We watched the popular Postmodern Jukebox videos on Youtube prior to attending the concert, but were not prepared for the exhilarating, energetic, over-the-top show that Bradlee and crew brought to the Segerstrom Concert Hall.
This dynamic ensemble takes current hits and transforms them into retro-cool versions using musical styles from the 1920s, 30s, 40s and 50s.
With four vocalists and first-rate musicians, Postmodern Jukebox performed a two hour show that delivered non-stop music fun.
“I reimagine a song in another style because I want to hear it that way,” said Bradlee in the show’s press material. “Coming to a PMJ show is like time-traveling back to Old Hollywood – it’s an experience.”
“I want to follow them on tour—they’re so much fun, and I want to dress up in another era,” said Catherine.
We loved the Leatherby’s Lounge after the show. We sat at tables covered in white paper, with crayons for creating our own works of art.
On Saturday, Orange County rocker Nick Waterhouse performed a free concert on the plaza in front of hundreds of fans who also lined up at the food trucks parked near The Center.
Waterhouse and his band delivered an energetic set of originals culled from his albums.
We did not have time to write a full review of “Opposing Forces” before press time, but found the evening both exciting and dramatic. It was an unusual blend of breakdancing, live beats and hip hop, with touches of modern dance and even mime thrown into the mix, with a quintet of dancers each with his own distinct dance persona.
One important thing we noted: Most of the audience members we saw at the events looked like they were not regular attendees of Segerstrom Center offerings, which of course was part of the point of the Off Center Festival.
“We wanted to produce new kinds of work for Orange County, and have it be one of the prominent components of
our programming, and send a message to the community that the Center is evolving, changing, opening up to more kinds of work and more ways for the community to engage with us,” Segerstrom Center President Terry Dwyer told us prior to the start of the Off Center Festival. “We’re trying to remove barriers to participate. It’s an important way to communicate to the community that things are evolving here.”

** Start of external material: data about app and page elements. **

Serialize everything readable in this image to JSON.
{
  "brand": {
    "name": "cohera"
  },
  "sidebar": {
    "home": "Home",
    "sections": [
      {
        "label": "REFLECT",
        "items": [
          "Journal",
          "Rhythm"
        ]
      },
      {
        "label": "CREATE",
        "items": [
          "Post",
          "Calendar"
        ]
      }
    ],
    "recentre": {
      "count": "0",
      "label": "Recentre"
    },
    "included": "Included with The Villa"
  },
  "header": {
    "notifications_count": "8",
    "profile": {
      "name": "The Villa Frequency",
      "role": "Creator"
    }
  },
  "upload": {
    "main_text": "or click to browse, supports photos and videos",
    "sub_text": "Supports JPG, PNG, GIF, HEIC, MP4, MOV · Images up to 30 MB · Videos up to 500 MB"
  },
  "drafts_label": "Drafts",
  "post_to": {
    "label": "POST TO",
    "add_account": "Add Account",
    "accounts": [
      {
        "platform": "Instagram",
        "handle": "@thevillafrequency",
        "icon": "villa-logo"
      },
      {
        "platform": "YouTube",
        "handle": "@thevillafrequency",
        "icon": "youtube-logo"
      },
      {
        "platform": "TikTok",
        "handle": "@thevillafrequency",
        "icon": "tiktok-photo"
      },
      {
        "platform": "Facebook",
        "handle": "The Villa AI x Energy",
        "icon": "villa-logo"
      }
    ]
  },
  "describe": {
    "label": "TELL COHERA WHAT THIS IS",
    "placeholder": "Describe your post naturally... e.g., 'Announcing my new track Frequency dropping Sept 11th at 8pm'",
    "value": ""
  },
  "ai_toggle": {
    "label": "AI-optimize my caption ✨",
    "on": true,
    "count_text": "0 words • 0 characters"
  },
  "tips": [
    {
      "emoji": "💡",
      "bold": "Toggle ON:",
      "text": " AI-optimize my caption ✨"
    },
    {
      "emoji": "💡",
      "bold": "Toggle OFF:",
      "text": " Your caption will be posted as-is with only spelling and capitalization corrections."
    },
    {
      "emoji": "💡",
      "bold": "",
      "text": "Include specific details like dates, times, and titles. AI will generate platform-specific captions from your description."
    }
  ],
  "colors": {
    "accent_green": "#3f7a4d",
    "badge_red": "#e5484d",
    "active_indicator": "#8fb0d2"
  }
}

Based on our observations, and the packed performances we attended, The Center has indeed demonstrated that it continues to evolve and engage more of the community. And if this is working as well as The Center hopes it is, we’d love to see even more programming similar to the Off Center Festival.
For more information, visit SCFTA.org.